__AIM OF THE TASK__: For each line below that contains the string "true", copy that line.
______
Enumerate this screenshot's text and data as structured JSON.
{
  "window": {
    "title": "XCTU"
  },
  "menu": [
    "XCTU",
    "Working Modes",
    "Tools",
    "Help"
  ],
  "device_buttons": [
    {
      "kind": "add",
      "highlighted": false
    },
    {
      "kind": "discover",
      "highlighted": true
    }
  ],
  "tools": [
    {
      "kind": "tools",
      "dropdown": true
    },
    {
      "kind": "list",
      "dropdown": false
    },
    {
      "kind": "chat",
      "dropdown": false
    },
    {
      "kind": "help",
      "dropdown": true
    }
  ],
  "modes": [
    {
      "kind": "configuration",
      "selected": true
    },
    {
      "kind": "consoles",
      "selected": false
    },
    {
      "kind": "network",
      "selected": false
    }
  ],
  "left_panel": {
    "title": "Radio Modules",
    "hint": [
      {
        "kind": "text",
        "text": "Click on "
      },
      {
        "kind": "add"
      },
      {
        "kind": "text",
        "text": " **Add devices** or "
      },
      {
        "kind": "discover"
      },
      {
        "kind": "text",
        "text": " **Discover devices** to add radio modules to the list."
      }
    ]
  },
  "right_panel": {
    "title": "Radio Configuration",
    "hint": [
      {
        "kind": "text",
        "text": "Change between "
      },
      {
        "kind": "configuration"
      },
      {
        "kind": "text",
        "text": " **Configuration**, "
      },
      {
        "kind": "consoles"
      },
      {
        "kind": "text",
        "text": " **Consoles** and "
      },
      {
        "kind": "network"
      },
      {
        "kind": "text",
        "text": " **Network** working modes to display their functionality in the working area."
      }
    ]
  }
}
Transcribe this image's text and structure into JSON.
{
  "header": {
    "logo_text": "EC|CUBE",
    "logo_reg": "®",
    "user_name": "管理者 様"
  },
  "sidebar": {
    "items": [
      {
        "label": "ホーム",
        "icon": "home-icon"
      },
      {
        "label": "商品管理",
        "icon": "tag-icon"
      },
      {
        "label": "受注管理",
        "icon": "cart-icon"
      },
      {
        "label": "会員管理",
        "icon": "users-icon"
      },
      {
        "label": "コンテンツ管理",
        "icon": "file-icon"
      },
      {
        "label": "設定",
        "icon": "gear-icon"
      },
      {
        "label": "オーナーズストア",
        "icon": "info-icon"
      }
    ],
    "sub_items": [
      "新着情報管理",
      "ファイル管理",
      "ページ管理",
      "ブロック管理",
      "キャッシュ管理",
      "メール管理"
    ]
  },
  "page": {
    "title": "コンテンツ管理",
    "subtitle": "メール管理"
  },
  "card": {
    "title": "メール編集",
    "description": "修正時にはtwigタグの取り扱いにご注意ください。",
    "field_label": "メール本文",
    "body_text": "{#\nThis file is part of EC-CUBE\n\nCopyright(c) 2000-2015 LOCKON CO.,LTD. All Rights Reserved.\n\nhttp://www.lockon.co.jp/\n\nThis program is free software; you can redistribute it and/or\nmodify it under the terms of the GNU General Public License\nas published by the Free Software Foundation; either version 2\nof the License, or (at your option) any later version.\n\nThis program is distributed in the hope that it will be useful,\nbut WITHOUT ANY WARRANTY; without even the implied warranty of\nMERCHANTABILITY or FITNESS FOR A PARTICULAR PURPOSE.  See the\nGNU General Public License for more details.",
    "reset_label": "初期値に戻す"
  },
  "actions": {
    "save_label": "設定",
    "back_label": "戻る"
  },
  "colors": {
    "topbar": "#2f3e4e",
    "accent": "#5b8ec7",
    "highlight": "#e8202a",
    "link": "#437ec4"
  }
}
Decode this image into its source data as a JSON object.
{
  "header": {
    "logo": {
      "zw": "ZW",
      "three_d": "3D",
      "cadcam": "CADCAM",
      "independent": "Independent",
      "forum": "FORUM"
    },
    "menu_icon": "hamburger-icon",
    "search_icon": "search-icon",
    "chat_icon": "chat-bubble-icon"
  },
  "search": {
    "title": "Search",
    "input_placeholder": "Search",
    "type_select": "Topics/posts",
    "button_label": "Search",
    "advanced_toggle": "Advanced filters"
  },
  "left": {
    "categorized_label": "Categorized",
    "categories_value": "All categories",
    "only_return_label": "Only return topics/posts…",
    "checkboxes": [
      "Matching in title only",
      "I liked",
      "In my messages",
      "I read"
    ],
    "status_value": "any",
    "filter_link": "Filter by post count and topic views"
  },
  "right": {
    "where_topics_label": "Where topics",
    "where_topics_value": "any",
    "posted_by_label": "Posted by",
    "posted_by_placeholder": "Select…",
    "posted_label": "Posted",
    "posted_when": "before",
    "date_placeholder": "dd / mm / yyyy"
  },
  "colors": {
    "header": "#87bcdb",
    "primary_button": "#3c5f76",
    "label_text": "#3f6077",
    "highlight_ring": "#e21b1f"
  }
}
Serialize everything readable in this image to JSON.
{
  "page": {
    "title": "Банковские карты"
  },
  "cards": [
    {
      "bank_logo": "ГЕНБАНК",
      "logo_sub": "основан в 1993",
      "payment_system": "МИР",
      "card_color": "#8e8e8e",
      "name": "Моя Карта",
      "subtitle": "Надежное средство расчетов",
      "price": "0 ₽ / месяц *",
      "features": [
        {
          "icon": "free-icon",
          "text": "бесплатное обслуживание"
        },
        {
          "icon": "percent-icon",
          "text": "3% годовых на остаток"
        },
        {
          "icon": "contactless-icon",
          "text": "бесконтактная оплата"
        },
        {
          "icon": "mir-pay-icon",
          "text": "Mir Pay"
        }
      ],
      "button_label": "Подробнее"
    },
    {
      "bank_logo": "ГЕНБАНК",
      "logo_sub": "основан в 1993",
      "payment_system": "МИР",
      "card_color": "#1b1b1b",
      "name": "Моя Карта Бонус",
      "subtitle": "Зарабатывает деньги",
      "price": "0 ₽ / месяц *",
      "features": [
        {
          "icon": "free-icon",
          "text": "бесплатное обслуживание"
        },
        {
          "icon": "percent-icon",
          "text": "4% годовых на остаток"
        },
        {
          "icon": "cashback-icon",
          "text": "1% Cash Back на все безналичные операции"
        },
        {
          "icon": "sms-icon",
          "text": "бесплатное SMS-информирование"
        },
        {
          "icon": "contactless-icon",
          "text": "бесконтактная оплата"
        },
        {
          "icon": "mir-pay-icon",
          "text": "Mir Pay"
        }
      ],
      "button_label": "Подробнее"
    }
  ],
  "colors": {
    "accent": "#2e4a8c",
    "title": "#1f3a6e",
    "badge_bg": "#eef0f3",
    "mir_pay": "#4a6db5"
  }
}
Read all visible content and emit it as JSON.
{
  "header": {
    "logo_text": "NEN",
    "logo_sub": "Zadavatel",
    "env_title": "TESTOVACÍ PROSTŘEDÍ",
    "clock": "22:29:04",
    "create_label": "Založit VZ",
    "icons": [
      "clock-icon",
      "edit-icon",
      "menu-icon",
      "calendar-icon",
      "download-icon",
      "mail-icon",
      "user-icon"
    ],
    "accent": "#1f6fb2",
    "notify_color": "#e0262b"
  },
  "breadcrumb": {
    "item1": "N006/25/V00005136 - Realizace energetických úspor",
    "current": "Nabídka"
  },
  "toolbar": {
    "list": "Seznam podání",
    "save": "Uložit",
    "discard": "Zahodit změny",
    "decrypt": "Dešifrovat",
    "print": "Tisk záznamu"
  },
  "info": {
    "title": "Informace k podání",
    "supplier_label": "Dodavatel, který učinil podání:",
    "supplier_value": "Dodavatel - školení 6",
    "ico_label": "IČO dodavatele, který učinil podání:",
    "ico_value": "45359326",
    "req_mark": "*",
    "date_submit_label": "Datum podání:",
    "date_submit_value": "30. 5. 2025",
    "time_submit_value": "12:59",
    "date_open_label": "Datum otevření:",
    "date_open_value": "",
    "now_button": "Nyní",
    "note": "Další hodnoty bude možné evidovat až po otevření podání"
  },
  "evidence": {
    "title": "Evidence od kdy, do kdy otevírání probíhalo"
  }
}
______
__ANSWER FOR THIS EXERCISE__:
      "highlighted": true
      "dropdown": true
      "dropdown": true
      "selected": true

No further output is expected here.